As I have seen very early the attack generator would never win a "beautiful software contest". I sorted the fields and put the similar ones together in a frame. Creating and changing plugins became very easy and I developed just a bunch for further beta testing.

The new attack generator

As more as I have invested time in the creation of the plugins, I realized that they need to be as efficient as possible. So I wrote special code to delete not needed fields. The plugins were much smaller and faster with this improvement. Also the needed ressources for running the ATK were not so much anymore.

The Attack Tool Kit 1.0 was ready for the public release

The official release of the Attack Tool Kit 1.0 get a few last changes before publishing. I introduced checkboxes so specific plugins could be deactevated. It was now possible to involve just the selected checks in an audit run. Because I was very unhappy with the large attack generator I droped this idea. Furthermore I did an enhancement of the attack editor that would become also a more handy version of the attack generator. And last but not least I spend a lot of time in the configuration handling. Many things of the software behavior should be changeable by the user and these settings should be saved in a file for the next run of the software. The plugin structure has been evolved enormously during the last weeks of developement. In 1.0 were also introduced a new command with the name pattern_exists. This call should be indicate that the pattern matching checking procedure has to start. This final step of most ATK plugins is not automaticly anymore and could be used on every step of an attack. This grants more flexibility and let the speed of many checks increase under some circumstances.

The release candidate of the ATK 1.0 with the improved attack editor and configuration frame

In January 2004, after very exhausting alpha and beta tests, the official version of the Attack Tool Kit has been released. In the first weeks the software was not very successfull. Just a bunch of people took a look at it but did not understand that the ATK is not a security scanner as like Nessus is for example. Running automated security audits was never the idea of the project so it was not a surprise other tools could fulfil this goal much better. As I have published the source code of the ATK 1.0 in March 2004 on, the first success of the project could be seen. Just the excellent votes and many friendly comments about my piece of software gave me new energy to keep my work up.

Faster and better with the Attack Tool Kit 2.x

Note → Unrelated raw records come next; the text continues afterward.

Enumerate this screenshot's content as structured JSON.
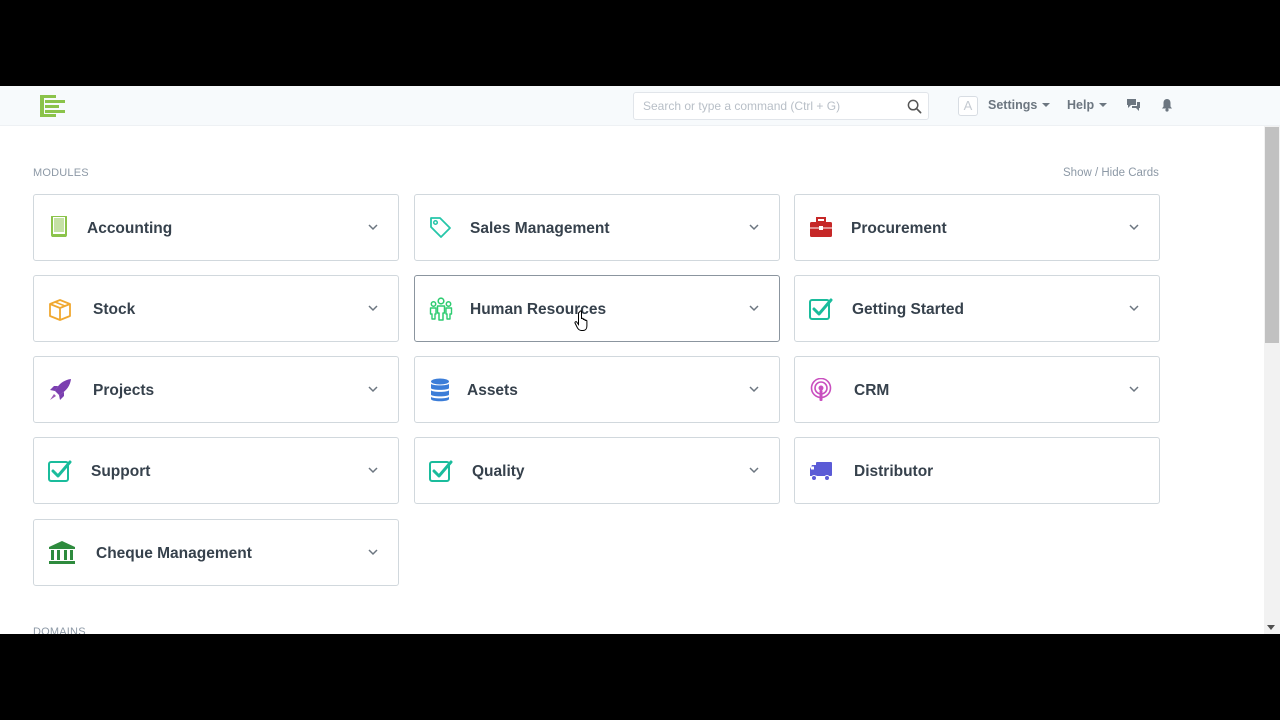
{
  "navbar": {
    "search": {
      "placeholder": "Search or type a command (Ctrl + G)"
    },
    "avatar_letter": "A",
    "settings_label": "Settings",
    "help_label": "Help"
  },
  "modules_label": "MODULES",
  "show_hide_label": "Show / Hide Cards",
  "domains_label": "DOMAINS",
  "modules": [
    {
      "label": "Accounting",
      "icon": "book-icon",
      "color": "#8bc34a",
      "has_dropdown": true
    },
    {
      "label": "Sales Management",
      "icon": "tag-icon",
      "color": "#26c6a9",
      "has_dropdown": true
    },
    {
      "label": "Procurement",
      "icon": "briefcase-icon",
      "color": "#c62828",
      "has_dropdown": true
    },
    {
      "label": "Stock",
      "icon": "box-icon",
      "color": "#f0a830",
      "has_dropdown": true
    },
    {
      "label": "Human Resources",
      "icon": "people-icon",
      "color": "#2ecc71",
      "has_dropdown": true,
      "hovered": true
    },
    {
      "label": "Getting Started",
      "icon": "checkbox-icon",
      "color": "#1abc9c",
      "has_dropdown": true
    },
    {
      "label": "Projects",
      "icon": "rocket-icon",
      "color": "#7b3fb0",
      "has_dropdown": true
    },
    {
      "label": "Assets",
      "icon": "database-icon",
      "color": "#3b7dd8",
      "has_dropdown": true
    },
    {
      "label": "CRM",
      "icon": "broadcast-icon",
      "color": "#c94fbf",
      "has_dropdown": true
    },
    {
      "label": "Support",
      "icon": "checkbox-icon",
      "color": "#1abc9c",
      "has_dropdown": true
    },
    {
      "label": "Quality",
      "icon": "checkbox-icon",
      "color": "#1abc9c",
      "has_dropdown": true
    },
    {
      "label": "Distributor",
      "icon": "truck-icon",
      "color": "#5b5bd6",
      "has_dropdown": false
    },
    {
      "label": "Cheque Management",
      "icon": "bank-icon",
      "color": "#2e8b3e",
      "has_dropdown": true
    }
  ]
}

Just two weeks later I started the developement of ATK 1.1 with many internal enhancements. Also the plugins were optimized and now mostly twice as fast as in ATK 1.0. As in March 2004 over 90 ATK plugins were available. But I thought this enormous improvement should be published as a major release. On 31. August 2004 the Attack Tool Kit 2.0 were published. I have had over 3'000 downloads within the first week after the release. This was awsome! As I have forseen this many users would detect many minor bugs. After receiving some emails with this kind of listings I released two weeks later the ATK 2.1 wit some minor bug fixes.

The Attack Tool Kit 2.1 with new style and better handling

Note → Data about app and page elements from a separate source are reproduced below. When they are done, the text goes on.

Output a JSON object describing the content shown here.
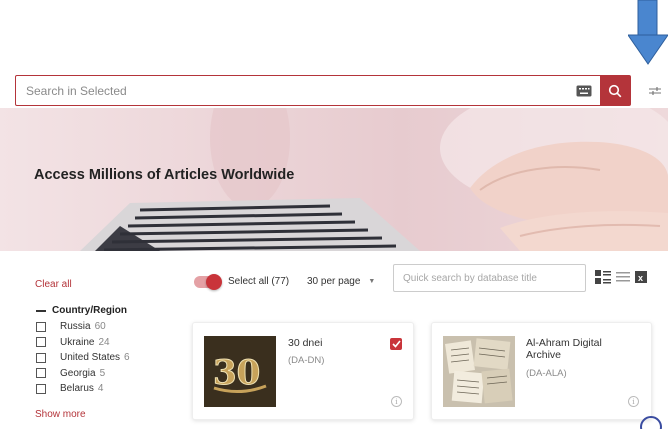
{
  "search": {
    "placeholder": "Search in Selected"
  },
  "hero": {
    "title": "Access Millions of Articles Worldwide"
  },
  "filters": {
    "clear_all": "Clear all",
    "group_title": "Country/Region",
    "items": [
      {
        "label": "Russia",
        "count": "60"
      },
      {
        "label": "Ukraine",
        "count": "24"
      },
      {
        "label": "United States",
        "count": "6"
      },
      {
        "label": "Georgia",
        "count": "5"
      },
      {
        "label": "Belarus",
        "count": "4"
      }
    ],
    "show_more": "Show more"
  },
  "toolbar": {
    "select_all": "Select all (77)",
    "per_page": "30 per page",
    "quick_search_placeholder": "Quick search by database title"
  },
  "cards": [
    {
      "title": "30 dnei",
      "code": "(DA-DN)",
      "checked": true,
      "thumb_text": "30"
    },
    {
      "title": "Al-Ahram Digital Archive",
      "code": "(DA-ALA)",
      "checked": false
    }
  ],
  "colors": {
    "accent": "#b4343a",
    "arrow": "#4a86cf"
  }
}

The success of the ATK 2.1 made me very happy and gave me more energy for writing new plugins. On nearly every work day I have released a new ATK plugin repository - Approximiatly 10 new ATK plugins per day. In September we reached the mark of 250 ATK plugins. A milestone in the history of the project.

Towards the future with the Attack Tool Kit 3.0

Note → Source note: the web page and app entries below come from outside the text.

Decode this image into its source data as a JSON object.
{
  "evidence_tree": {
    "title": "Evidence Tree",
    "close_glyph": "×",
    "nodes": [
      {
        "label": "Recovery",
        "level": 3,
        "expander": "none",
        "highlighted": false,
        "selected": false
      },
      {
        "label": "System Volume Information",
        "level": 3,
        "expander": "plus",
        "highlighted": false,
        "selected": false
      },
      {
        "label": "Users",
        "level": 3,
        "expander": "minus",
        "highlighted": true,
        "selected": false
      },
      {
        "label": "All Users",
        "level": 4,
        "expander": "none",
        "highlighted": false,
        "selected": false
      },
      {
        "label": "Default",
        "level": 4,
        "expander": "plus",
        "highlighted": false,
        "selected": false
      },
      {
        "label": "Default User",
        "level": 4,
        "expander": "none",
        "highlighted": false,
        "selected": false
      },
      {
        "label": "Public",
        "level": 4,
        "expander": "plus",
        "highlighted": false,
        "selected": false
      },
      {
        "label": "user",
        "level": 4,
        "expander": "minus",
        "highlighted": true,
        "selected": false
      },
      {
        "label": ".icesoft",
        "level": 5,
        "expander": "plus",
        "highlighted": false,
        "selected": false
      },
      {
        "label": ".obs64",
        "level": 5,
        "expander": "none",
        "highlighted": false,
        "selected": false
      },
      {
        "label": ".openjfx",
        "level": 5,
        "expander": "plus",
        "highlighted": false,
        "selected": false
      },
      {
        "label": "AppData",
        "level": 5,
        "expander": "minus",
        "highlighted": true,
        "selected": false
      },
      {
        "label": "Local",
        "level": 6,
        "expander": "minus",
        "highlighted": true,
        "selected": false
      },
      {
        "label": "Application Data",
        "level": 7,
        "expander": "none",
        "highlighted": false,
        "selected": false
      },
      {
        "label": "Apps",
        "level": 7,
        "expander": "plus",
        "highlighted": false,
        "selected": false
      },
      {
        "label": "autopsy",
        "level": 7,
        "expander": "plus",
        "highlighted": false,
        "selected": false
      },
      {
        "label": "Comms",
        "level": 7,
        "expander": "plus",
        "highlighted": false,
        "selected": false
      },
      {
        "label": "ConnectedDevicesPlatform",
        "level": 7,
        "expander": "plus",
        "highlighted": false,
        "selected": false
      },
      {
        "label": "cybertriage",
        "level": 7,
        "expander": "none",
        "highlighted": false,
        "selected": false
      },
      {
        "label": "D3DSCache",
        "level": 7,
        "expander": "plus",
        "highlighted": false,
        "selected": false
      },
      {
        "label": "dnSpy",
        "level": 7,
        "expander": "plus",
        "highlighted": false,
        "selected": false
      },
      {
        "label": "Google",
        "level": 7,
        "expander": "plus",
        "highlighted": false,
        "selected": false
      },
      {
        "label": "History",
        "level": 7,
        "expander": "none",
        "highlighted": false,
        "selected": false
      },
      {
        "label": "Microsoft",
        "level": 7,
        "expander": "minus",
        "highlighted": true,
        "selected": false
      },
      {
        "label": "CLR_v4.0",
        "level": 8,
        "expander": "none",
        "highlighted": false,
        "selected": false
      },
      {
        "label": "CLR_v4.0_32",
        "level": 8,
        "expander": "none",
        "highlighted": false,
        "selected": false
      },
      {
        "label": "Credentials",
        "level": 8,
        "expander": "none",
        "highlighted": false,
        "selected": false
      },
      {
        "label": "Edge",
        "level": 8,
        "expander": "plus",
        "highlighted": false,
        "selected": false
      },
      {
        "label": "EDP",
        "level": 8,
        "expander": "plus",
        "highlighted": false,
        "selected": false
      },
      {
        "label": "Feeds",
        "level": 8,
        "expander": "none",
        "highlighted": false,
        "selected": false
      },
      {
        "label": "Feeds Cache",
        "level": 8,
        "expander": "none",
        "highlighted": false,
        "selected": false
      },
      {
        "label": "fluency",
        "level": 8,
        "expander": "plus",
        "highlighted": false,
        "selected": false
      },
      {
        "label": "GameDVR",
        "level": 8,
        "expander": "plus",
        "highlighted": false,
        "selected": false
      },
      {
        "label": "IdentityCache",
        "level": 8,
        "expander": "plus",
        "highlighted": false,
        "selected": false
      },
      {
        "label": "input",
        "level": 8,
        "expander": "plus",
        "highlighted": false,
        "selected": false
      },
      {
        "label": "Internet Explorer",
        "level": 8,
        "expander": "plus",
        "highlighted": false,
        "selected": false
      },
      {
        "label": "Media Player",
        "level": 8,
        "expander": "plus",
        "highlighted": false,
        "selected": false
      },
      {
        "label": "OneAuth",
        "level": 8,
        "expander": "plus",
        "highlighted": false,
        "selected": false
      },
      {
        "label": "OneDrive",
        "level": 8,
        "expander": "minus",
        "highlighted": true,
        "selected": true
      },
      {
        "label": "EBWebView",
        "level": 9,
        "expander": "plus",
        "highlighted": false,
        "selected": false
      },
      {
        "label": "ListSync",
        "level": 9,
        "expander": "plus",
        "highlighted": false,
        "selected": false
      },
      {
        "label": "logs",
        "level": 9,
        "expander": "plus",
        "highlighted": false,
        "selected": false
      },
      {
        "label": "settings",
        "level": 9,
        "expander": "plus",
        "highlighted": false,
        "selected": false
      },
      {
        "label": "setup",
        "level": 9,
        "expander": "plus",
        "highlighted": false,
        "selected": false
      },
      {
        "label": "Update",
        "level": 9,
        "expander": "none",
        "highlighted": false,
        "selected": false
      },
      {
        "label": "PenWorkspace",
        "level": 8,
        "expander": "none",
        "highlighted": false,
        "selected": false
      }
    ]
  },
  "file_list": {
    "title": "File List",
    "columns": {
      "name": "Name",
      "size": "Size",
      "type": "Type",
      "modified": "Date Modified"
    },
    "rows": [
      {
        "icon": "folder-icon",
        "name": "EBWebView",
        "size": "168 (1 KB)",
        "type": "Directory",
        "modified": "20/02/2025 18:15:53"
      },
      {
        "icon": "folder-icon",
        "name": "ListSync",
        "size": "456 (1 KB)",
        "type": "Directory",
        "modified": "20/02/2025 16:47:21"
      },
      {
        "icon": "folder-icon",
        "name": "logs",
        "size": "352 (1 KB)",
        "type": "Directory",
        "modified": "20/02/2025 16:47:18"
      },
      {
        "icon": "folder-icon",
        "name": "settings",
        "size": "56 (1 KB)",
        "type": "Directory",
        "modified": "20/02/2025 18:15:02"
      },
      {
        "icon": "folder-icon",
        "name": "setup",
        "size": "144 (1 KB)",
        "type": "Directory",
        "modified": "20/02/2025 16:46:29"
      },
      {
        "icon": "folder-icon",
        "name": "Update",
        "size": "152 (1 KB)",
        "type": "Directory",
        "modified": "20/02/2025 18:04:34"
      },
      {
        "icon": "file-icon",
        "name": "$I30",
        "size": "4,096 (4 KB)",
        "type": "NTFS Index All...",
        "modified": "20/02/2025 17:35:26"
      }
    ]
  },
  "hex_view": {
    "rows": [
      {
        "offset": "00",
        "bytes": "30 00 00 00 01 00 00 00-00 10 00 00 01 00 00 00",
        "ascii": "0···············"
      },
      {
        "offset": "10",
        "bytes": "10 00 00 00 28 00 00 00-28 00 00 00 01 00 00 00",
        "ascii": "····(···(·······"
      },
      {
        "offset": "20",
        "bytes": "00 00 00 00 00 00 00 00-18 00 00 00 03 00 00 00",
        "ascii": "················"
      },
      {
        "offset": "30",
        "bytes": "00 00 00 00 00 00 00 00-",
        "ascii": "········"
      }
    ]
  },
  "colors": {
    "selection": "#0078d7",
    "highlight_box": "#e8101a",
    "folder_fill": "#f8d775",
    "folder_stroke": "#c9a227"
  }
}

I am using the ATK 2.1 nearly every day. Especially in my penetration tests they have a very important part. As I am using my software more and more I detect new things I would like to change or enhance. So I am working on the next release of the Attack Tool Kit. Because there will be some major enhancements this may be the release of ATK 3.0. I do not want to telll too much about the improvements. But there will be many things that make the handling of the tool much easier. Especially the updating of the plugins seems important to me so I try to make a very efficient and fast auto update feature.